Investigate the smallest number of moves it takes to turn these mats upside-down if you can only turn exactly three at a time.

"Ip dip sky blue! Who's 'it'? It's you!" Where would you position yourself so that you are 'it' if there are two players? Three players ...?

48 is called an abundant number because it is less than the sum of its factors (without itself). Can you find some more abundant numbers?

When Charlie asked his grandmother how old she is, he didn't get a straightforward reply! Can you work out how old she is?

Which pairs of cogs let the coloured tooth touch every tooth on the other cog? Which pairs do not let this happen? Why?

Can you work out how to balance this equaliser? You can put more than one weight on a hook.

How many trains can you make which are the same length as Matt's, using rods that are identical?

If you count from 1 to 20 and clap more loudly on the numbers in the two times table, as well as saying those numbers loudly, which numbers will be loud?

Ben and his mum are planting garlic. Use the interactivity to help you find out how many cloves of garlic they might have had.

How many different sets of numbers with at least four members can you find in the numbers in this box?

Number problems at primary level to work on with others.

In this maze of hexagons, you start in the centre at 0. The next hexagon must be a multiple of 2 and the next a multiple of 5. What are the possible paths you could take?

Arrange any number of counters from these 18 on the grid to make a rectangle. What numbers of counters make rectangles? How many different rectangles can you make with each number of counters?

Use the interactivity to create some steady rhythms. How could you create a rhythm which sounds the same forwards as it does backwards?

Number problems at primary level that may require determination.

How can you use just one weighing to find out which box contains the lighter ten coins out of the ten boxes?

I throw three dice and get 5, 3 and 2. Add the scores on the three dice. What do you get? Now multiply the scores. What do you notice?

What is the lowest number which always leaves a remainder of 1 when divided by each of the numbers from 2 to 10?

Can you complete this jigsaw of the multiplication square?

If there is a ring of six chairs and thirty children must either sit on a chair or stand behind one, how many children will be behind each chair?

Imagine a wheel with different markings painted on it at regular intervals. Can you predict the colour of the 18th mark? The 100th mark?

Yasmin and Zach have some bears to share. Which numbers of bears can they share so that there are none left over?

Benâ€™s class were cutting up number tracks. First they cut them into twos and added up the numbers on each piece. What patterns could they see?

Frances and Rishi were given a bag of lollies. They shared them out evenly and had one left over. How many lollies could there have been in the bag?

An investigation that gives you the opportunity to make and justify predictions.

Can you complete this calculation by filling in the missing numbers?
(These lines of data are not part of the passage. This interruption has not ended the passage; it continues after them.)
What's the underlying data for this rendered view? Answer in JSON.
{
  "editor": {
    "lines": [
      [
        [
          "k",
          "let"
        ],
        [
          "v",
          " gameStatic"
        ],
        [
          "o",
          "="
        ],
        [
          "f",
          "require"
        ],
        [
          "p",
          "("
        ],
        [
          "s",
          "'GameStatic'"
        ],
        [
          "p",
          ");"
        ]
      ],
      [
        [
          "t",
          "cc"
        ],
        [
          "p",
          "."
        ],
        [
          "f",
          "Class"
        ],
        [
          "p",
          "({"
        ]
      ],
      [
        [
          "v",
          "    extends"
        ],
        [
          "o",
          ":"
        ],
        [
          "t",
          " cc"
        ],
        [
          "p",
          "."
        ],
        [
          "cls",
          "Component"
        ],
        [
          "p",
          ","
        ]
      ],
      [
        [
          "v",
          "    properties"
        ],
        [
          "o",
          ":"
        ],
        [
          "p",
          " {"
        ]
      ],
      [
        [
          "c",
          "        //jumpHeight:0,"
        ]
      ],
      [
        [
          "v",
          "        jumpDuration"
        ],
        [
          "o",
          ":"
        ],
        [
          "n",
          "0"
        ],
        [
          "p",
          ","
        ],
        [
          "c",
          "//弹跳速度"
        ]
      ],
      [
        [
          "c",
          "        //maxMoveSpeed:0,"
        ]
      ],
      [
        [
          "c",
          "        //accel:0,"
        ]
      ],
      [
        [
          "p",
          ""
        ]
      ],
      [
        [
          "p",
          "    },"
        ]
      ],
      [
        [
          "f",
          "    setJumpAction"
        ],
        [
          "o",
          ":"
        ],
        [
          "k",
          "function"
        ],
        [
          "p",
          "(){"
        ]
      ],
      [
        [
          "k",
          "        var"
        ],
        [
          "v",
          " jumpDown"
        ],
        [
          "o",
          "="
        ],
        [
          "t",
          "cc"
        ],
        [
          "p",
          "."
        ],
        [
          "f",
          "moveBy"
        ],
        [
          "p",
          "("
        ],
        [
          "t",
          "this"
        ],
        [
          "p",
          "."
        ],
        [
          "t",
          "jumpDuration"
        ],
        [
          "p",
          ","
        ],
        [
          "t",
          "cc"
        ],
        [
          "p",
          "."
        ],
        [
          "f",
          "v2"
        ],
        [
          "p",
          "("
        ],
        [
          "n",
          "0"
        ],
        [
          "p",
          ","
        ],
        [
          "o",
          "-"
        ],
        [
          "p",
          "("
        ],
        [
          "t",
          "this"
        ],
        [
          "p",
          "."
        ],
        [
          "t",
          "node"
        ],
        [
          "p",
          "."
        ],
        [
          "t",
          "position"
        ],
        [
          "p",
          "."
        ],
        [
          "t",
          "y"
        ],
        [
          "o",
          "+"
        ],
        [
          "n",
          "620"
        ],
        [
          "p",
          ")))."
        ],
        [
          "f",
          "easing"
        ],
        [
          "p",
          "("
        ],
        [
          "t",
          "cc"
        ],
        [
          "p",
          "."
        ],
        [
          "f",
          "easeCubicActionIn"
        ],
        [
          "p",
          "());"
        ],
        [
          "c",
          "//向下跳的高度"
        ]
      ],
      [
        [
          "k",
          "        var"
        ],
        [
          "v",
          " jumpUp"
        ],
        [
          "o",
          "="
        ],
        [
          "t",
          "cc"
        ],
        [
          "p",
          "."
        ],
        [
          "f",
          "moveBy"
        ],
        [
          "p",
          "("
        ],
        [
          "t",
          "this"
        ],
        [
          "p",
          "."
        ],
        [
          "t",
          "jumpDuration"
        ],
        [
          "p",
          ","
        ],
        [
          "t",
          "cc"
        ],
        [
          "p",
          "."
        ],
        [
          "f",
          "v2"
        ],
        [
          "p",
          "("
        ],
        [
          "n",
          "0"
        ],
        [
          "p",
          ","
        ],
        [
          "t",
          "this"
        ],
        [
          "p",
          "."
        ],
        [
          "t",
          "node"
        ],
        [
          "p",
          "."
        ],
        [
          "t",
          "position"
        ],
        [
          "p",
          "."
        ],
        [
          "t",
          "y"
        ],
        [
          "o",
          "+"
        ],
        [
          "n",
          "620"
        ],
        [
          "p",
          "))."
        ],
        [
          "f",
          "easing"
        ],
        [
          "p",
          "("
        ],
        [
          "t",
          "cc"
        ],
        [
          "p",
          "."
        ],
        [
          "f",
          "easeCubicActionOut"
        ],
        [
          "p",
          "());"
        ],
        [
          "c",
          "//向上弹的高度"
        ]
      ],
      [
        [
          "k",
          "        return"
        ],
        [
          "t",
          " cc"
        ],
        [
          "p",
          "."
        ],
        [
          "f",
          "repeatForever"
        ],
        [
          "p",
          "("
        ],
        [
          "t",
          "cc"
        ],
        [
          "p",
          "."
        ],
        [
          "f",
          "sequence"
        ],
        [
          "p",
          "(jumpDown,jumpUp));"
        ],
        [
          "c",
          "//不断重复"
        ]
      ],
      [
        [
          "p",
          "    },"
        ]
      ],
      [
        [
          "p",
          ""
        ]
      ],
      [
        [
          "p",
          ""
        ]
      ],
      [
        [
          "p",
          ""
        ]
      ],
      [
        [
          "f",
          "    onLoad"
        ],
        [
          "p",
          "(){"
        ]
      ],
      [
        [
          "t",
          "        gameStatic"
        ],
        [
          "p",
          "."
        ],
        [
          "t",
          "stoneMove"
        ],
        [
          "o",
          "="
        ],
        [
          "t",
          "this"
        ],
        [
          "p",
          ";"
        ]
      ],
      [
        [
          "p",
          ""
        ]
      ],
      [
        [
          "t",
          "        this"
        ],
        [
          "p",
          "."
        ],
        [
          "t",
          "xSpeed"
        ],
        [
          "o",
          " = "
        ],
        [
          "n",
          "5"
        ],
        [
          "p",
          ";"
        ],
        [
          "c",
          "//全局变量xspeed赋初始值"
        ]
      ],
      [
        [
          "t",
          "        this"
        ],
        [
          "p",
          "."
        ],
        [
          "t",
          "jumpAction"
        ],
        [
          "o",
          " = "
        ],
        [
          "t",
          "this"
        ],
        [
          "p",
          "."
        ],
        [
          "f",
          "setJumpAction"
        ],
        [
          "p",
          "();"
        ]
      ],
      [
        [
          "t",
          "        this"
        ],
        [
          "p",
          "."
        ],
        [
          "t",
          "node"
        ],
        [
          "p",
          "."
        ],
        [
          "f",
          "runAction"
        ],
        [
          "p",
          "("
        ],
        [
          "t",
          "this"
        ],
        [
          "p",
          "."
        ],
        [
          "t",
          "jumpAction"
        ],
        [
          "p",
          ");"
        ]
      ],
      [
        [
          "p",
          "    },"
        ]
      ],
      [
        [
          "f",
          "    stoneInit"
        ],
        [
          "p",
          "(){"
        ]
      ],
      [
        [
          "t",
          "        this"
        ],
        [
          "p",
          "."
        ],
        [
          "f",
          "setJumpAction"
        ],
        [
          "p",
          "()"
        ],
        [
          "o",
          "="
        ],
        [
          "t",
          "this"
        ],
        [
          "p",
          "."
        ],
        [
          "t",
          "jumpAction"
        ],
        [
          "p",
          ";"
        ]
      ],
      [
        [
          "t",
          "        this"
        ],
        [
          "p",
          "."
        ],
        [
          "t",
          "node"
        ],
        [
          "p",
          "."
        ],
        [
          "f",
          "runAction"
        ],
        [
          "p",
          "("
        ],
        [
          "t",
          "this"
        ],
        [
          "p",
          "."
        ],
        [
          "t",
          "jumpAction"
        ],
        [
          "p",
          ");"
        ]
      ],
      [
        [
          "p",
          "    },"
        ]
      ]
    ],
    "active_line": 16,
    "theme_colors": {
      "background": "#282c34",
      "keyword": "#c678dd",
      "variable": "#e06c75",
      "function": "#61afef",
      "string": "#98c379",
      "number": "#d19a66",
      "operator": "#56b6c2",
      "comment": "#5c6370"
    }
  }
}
In how many different ways can you do it?

Can you order the digits from 1-3 to make a number which is divisible by 3 so when the last digit is removed it becomes a 2-figure number divisible by 2, and so on?

Mr Gilderdale is playing a game with his class. What rule might he have chosen? How would you test your idea?

Can you work out some different ways to balance this equation?

Have a go at balancing this equation. Can you find different ways of doing it?

Factors and Multiples game for an adult and child. How can you make sure you win this game?

Got It game for an adult and child. How can you play so that you know you will always win?

Each light in this interactivity turns on according to a rule. What happens when you enter different numbers? Can you find the smallest number that lights up all four lights?

Investigate which numbers make these lights come on. What is the smallest number you can find that lights up all the lights?

Use the interactivities to complete these Venn diagrams.

What do the numbers shaded in blue on this hundred square have in common? What do you notice about the pink numbers? How about the shaded numbers in the other squares?

Use the interactivity to sort these numbers into sets. Can you give each set a name?

In a square in which the houses are evenly spaced, numbers 3 and 10 are opposite each other. What is the smallest and what is the largest possible number of houses in the square?

In this activity, the computer chooses a times table and shifts it. Can you work out the table and the shift each time?

I am thinking of three sets of numbers less than 101. Can you find all the numbers in each set from these clues?

I am thinking of three sets of numbers less than 101. They are the red set, the green set and the blue set. Can you find all the numbers in the sets from these clues?

Nearly all of us have made table patterns on hundred squares, that is 10 by 10 grids. This problem looks at the patterns on differently sized square grids.

If you have only four weights, where could you place them in order to balance this equaliser?

Nine squares with side lengths 1, 4, 7, 8, 9, 10, 14, 15, and 18 cm can be fitted together to form a rectangle. What are the dimensions of the rectangle?

Place four pebbles on the sand in the form of a square. Keep adding as few pebbles as necessary to double the area. How many extra pebbles are added each time?

How many different shaped boxes can you design for 36 sweets in one layer? Can you arrange the sweets so that no sweets of the same colour are next to each other in any direction?